there wua no causa for alarm. Should the reportg on the Soviet
transport preparations prove accurate, bowewer, they would be a
significant indication that the Soviets are anticipating aom massive
logistic operation, and have an idea of its general time-frame.
AKA Ryszard Jerzy Kuklinski
Race or Ethnicity: White
Sexual orientation: Straight
Executive summary: Polish Cold War era spy who worked with CIA
Military service: Polish Army
Wife: Joanna Kuklinski
Son: Bogdan Kuklinski (d. boating accident)
Son: Waldemar Kuklinski (d. car accident)
Father: (d. Sachsenhausen)
Espionage convicted in absentia, later rescinded
Naturalized US Citizen
Soviets in Afghanistan:
According to former CIA Director Robert Gates's memoir From the
Shadows, the big expansion of the US covert operation in Afghanistan

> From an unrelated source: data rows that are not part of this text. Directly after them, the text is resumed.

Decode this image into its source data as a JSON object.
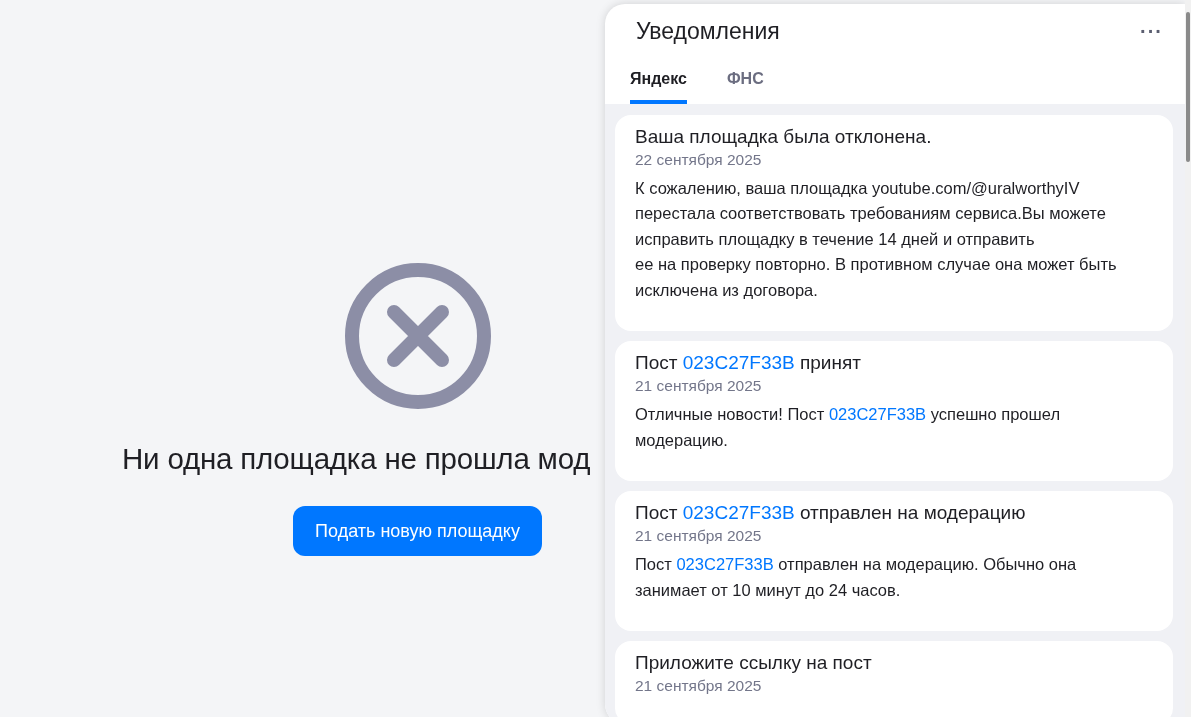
{
  "empty_state": {
    "heading": "Ни одна площадка не прошла мод",
    "button": "Подать новую площадку"
  },
  "notifications": {
    "title": "Уведомления",
    "menu": "···",
    "tabs": [
      {
        "label": "Яндекс",
        "selected": true
      },
      {
        "label": "ФНС",
        "selected": false
      }
    ],
    "items": [
      {
        "title": [
          {
            "kind": "text",
            "text": "Ваша площадка была отклонена."
          }
        ],
        "date": "22 сентября 2025",
        "body": [
          {
            "kind": "text",
            "text": "К сожалению, ваша площадка youtube.com/@uralworthyIV перестала соответствовать требованиям сервиса.Вы можете исправить площадку в течение 14 дней и отправить\nее на проверку повторно. В противном случае она может быть исключена из договора."
          }
        ]
      },
      {
        "title": [
          {
            "kind": "text",
            "text": "Пост "
          },
          {
            "kind": "link",
            "text": "023C27F33B"
          },
          {
            "kind": "text",
            "text": " принят"
          }
        ],
        "date": "21 сентября 2025",
        "body": [
          {
            "kind": "text",
            "text": "Отличные новости! Пост "
          },
          {
            "kind": "link",
            "text": "023C27F33B"
          },
          {
            "kind": "text",
            "text": " успешно прошел модерацию."
          }
        ]
      },
      {
        "title": [
          {
            "kind": "text",
            "text": "Пост "
          },
          {
            "kind": "link",
            "text": "023C27F33B"
          },
          {
            "kind": "text",
            "text": " отправлен на модерацию"
          }
        ],
        "date": "21 сентября 2025",
        "body": [
          {
            "kind": "text",
            "text": "Пост "
          },
          {
            "kind": "link",
            "text": "023C27F33B"
          },
          {
            "kind": "text",
            "text": " отправлен на модерацию. Обычно она занимает от 10 минут до 24 часов."
          }
        ]
      },
      {
        "title": [
          {
            "kind": "text",
            "text": "Приложите ссылку на пост"
          }
        ],
        "date": "21 сентября 2025"
      }
    ]
  }
}
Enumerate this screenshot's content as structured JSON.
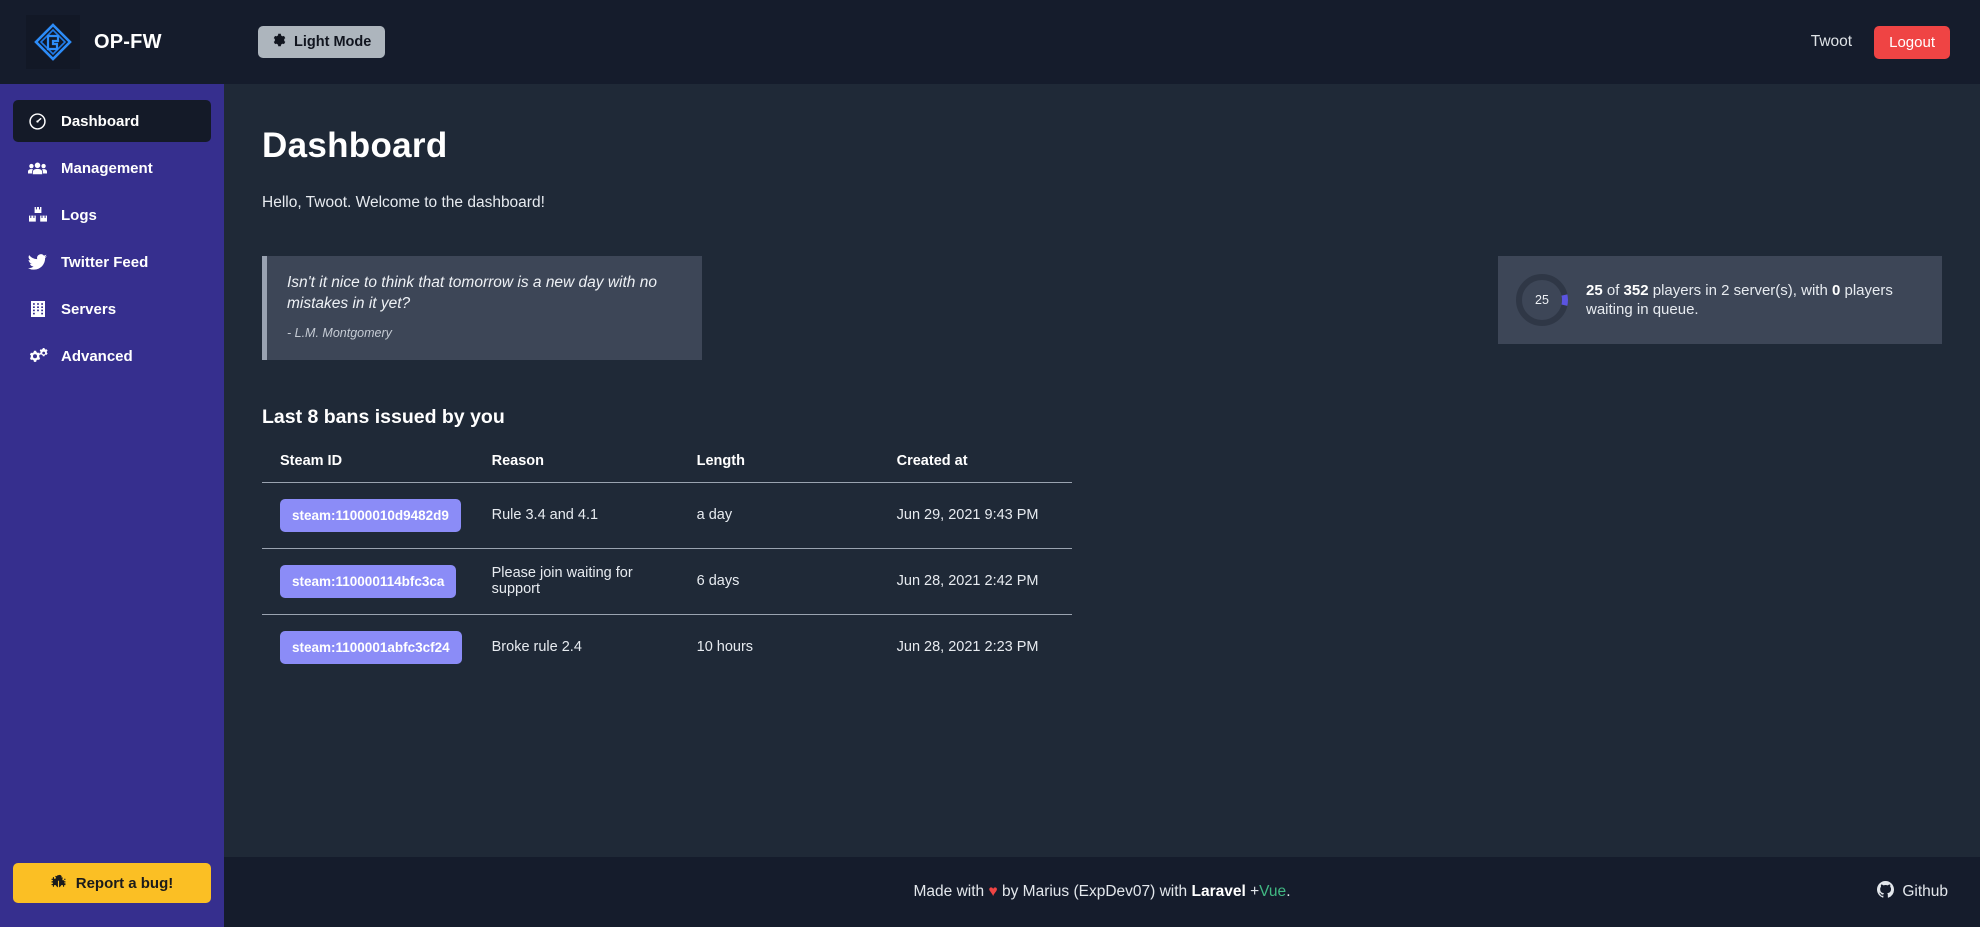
{
  "brand": {
    "name": "OP-FW",
    "logo_icon": "opfw-diamond-logo"
  },
  "topbar": {
    "light_mode_label": "Light Mode",
    "light_mode_icon": "gear-icon",
    "user_name": "Twoot",
    "logout_label": "Logout"
  },
  "sidebar": {
    "items": [
      {
        "label": "Dashboard",
        "icon": "gauge-icon",
        "active": true
      },
      {
        "label": "Management",
        "icon": "users-icon",
        "active": false
      },
      {
        "label": "Logs",
        "icon": "boxes-icon",
        "active": false
      },
      {
        "label": "Twitter Feed",
        "icon": "twitter-icon",
        "active": false
      },
      {
        "label": "Servers",
        "icon": "server-grid-icon",
        "active": false
      },
      {
        "label": "Advanced",
        "icon": "double-gear-icon",
        "active": false
      }
    ],
    "bug_button": {
      "label": "Report a bug!",
      "icon": "bug-icon"
    }
  },
  "main": {
    "title": "Dashboard",
    "welcome": "Hello, Twoot. Welcome to the dashboard!",
    "quote": {
      "text": "Isn't it nice to think that tomorrow is a new day with no mistakes in it yet?",
      "author": "- L.M. Montgomery"
    },
    "stats": {
      "donut_value": "25",
      "online": "25",
      "slots": "352",
      "of_word": "of",
      "mid_text": "players in 2 server(s), with",
      "queue": "0",
      "tail_text": "players waiting in queue."
    },
    "bans": {
      "section_title": "Last 8 bans issued by you",
      "columns": [
        "Steam ID",
        "Reason",
        "Length",
        "Created at"
      ],
      "rows": [
        {
          "steam_id": "steam:11000010d9482d9",
          "reason": "Rule 3.4 and 4.1",
          "length": "a day",
          "created_at": "Jun 29, 2021 9:43 PM"
        },
        {
          "steam_id": "steam:110000114bfc3ca",
          "reason": "Please join waiting for support",
          "length": "6 days",
          "created_at": "Jun 28, 2021 2:42 PM"
        },
        {
          "steam_id": "steam:1100001abfc3cf24",
          "reason": "Broke rule 2.4",
          "length": "10 hours",
          "created_at": "Jun 28, 2021 2:23 PM"
        }
      ]
    }
  },
  "footer": {
    "made_with": "Made with",
    "heart": "♥",
    "by_text": "by Marius (ExpDev07) with",
    "laravel": "Laravel",
    "plus": "+",
    "vue": "Vue",
    "period": ".",
    "github_label": "Github",
    "github_icon": "github-icon"
  },
  "colors": {
    "sidebar": "#362f8e",
    "topbar": "#151c2c",
    "content": "#1f2937",
    "card": "#3d4657",
    "accent_purple": "#8b8cf7",
    "danger": "#ef4444",
    "warning": "#fbbf24",
    "vue_green": "#41b883"
  }
}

began in 1984. During this year, "the size of the CIA's covert program
to help the Mujahidin increased several times over," reaching a level
of about $500 million in US and Saudi payments funneled through the
Zia regime in Pakistan. As Gates recalled, "it was during this period
 that we began to learn of a significant increase in the number
of Arab nationals from other countries who had traveled to Afghanistan
to fight in the Holy War against the Soviets. They came from Syria,
Iraq, Algeria, and elsewhere, and most fought with the Islamic
fundamentalist Muj groups, particularly that headed by Abdul Resaul
Sayyaf. We examined ways to increase their participation, perhaps in
the form of some sort of 'international brigade,' but nothing came of
it. Years later, these fundamentalist fighters trained by the
Mujaheddin in Afghanistan would begin to show up around the world,
from the Middle East to New York City, still fighting their Holy War
only now including the United States among their enemies. Our mission
was to push the Soviets out of Afghanistan. We expected a post-Soviet
Afghanistan to be ugly, but never considered that it would become a
haven for terrorists operating worldwide." (Gates 349) But the
international brigade Gates talked about was in fact created as the
group now known as al Qaeda. (Tarpley, 9/11 Synthetic Terror, pp.
Anatomy of "a" Victory: CIA's Covert Afghan War
"On a secret visit by the CIA director to plan strategy for the war against
Soviet forces in Afghanistan, helicopters lifted CIA director William Casey
to three secret training camps near the Afghan border, where he watched
mujahidin rebels fire heavy weapons and learn to make bombs with
CIA-supplied plastic explosives and detonators.
During the visit, Casey startled his Pakistani hosts by proposing that they
take the Afghan war into enemy territory -- into the Soviet Union itself.
Casey wanted to ship subversive propaganda through Afghanistan to the Soviet
Union's predominantly Muslim southern republics. The Pakistanis agreed, and
the CIA soon supplied thousands of Korans, as well as books on Soviet
atrocities in Uzbekistan and tracts on historical heroes of Uzbek
nationalism, according to Pakistani and Western officials.